Putting the “V” in Your AVR Denon AVR-3808CI
Denon was an early adopter with video processing and has incorporated different levels of performance across their AVR line. For this survey, Denon provided two of their newest receivers: the $1,599 AVR-3808CI and the $5,200 flagship AVR-5308CI. While the much-more-expensive flagship uses Silicon Optix’s top-end Realta solution, the AVR-3808CI uses the Genesis/Faroudja FLI-2310 chip used throughout much of Denon’s AVR line.

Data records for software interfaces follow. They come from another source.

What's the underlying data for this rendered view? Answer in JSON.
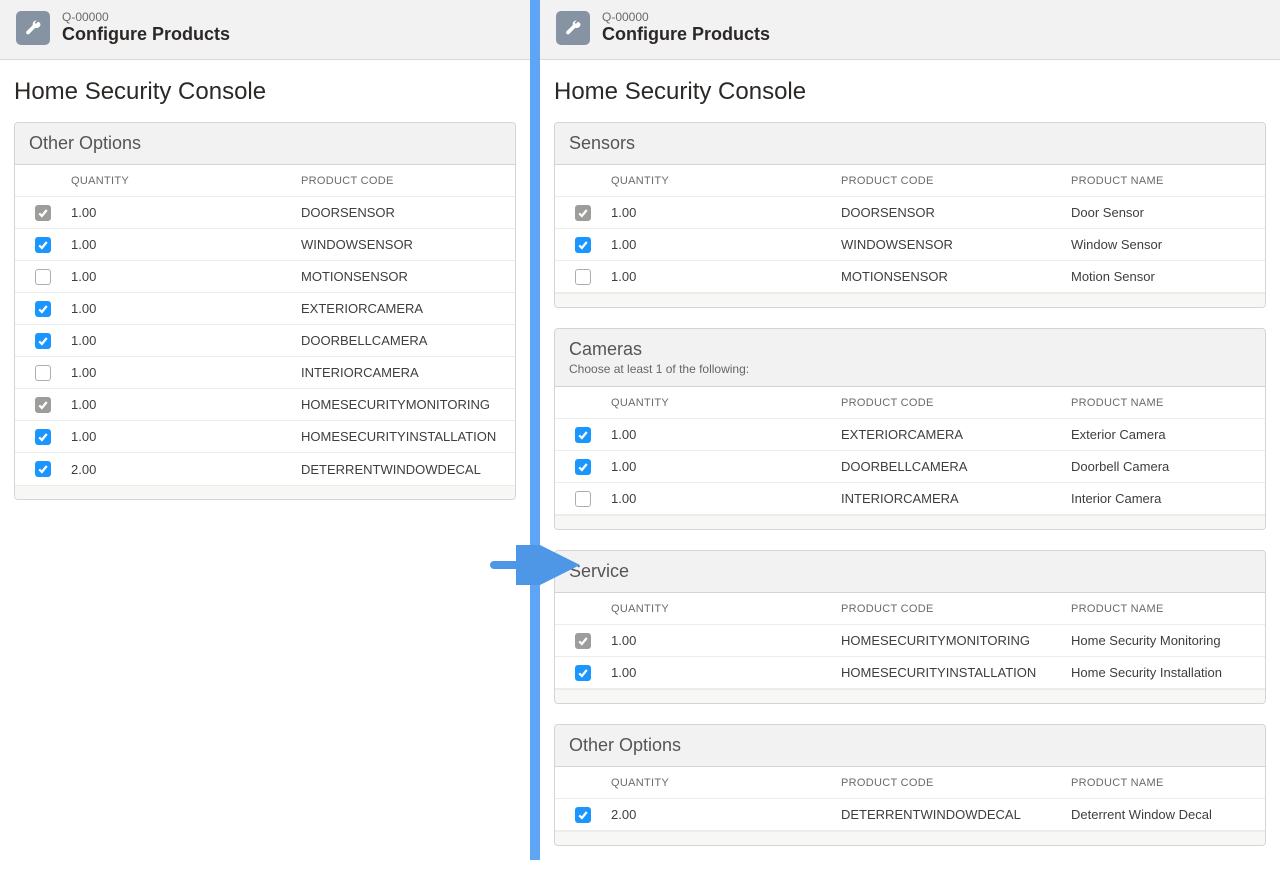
{
  "header": {
    "crumb": "Q-00000",
    "title": "Configure Products"
  },
  "page_title": "Home Security Console",
  "col": {
    "quantity": "QUANTITY",
    "product_code": "PRODUCT CODE",
    "product_name": "PRODUCT NAME"
  },
  "left": {
    "group": {
      "name": "Other Options",
      "rows": [
        {
          "state": "disabled",
          "qty": "1.00",
          "code": "DOORSENSOR"
        },
        {
          "state": "checked",
          "qty": "1.00",
          "code": "WINDOWSENSOR"
        },
        {
          "state": "unchecked",
          "qty": "1.00",
          "code": "MOTIONSENSOR"
        },
        {
          "state": "checked",
          "qty": "1.00",
          "code": "EXTERIORCAMERA"
        },
        {
          "state": "checked",
          "qty": "1.00",
          "code": "DOORBELLCAMERA"
        },
        {
          "state": "unchecked",
          "qty": "1.00",
          "code": "INTERIORCAMERA"
        },
        {
          "state": "disabled",
          "qty": "1.00",
          "code": "HOMESECURITYMONITORING"
        },
        {
          "state": "checked",
          "qty": "1.00",
          "code": "HOMESECURITYINSTALLATION"
        },
        {
          "state": "checked",
          "qty": "2.00",
          "code": "DETERRENTWINDOWDECAL"
        }
      ]
    }
  },
  "right": {
    "groups": [
      {
        "name": "Sensors",
        "rows": [
          {
            "state": "disabled",
            "qty": "1.00",
            "code": "DOORSENSOR",
            "pname": "Door Sensor"
          },
          {
            "state": "checked",
            "qty": "1.00",
            "code": "WINDOWSENSOR",
            "pname": "Window Sensor"
          },
          {
            "state": "unchecked",
            "qty": "1.00",
            "code": "MOTIONSENSOR",
            "pname": "Motion Sensor"
          }
        ]
      },
      {
        "name": "Cameras",
        "hint": "Choose at least 1 of the following:",
        "rows": [
          {
            "state": "checked",
            "qty": "1.00",
            "code": "EXTERIORCAMERA",
            "pname": "Exterior Camera"
          },
          {
            "state": "checked",
            "qty": "1.00",
            "code": "DOORBELLCAMERA",
            "pname": "Doorbell Camera"
          },
          {
            "state": "unchecked",
            "qty": "1.00",
            "code": "INTERIORCAMERA",
            "pname": "Interior Camera"
          }
        ]
      },
      {
        "name": "Service",
        "rows": [
          {
            "state": "disabled",
            "qty": "1.00",
            "code": "HOMESECURITYMONITORING",
            "pname": "Home Security Monitoring"
          },
          {
            "state": "checked",
            "qty": "1.00",
            "code": "HOMESECURITYINSTALLATION",
            "pname": "Home Security Installation"
          }
        ]
      },
      {
        "name": "Other Options",
        "rows": [
          {
            "state": "checked",
            "qty": "2.00",
            "code": "DETERRENTWINDOWDECAL",
            "pname": "Deterrent Window Decal"
          }
        ]
      }
    ]
  }
}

The AVR-3808CI is one of only a few AVRs in this roundup that will let you apply video processing to incoming HDMI signals. This gives you the flexibility of taking advantage of the video processing available or bypassing it if you would prefer the display to do it. We liked the AVR-3808CI’s standard- definition video processing, but the high-definition side comes up a bit short.
The Genesis/Faroudja FLI-2310 was a very popular solution in the DVD player market. In this application, its most glaring issue is that it was not designed to process HD signals. It will not do proper 3:2 or 2:2 deinterlacing of 1080i sources or motion-adaptive processing of video-based HD sources. This is not a concern with digital inputs, since they are simply passed through, but it will affect analog 1080i sources, such as cable set-top boxes. 1080i analog sources that the AVR-3808CI converted to HDMI showed obviously reduced video quality due to improper HD deinterlacing.
We were also disappointed to see the quality of analog-to-digital conversion with the AVR-3808CI. Both the horizontal luma and chroma resolution were rolled off, resulting in softness and a loss of fine object detail. The scaling quality was also quite poor, with obvious ringing and interference.
The AVR-3808CI offers high-quality switching of digital/HDMI sources, which is good for those with displays with high-quality video processing that need only high-resolution passthrough. But there is room for improvement overall.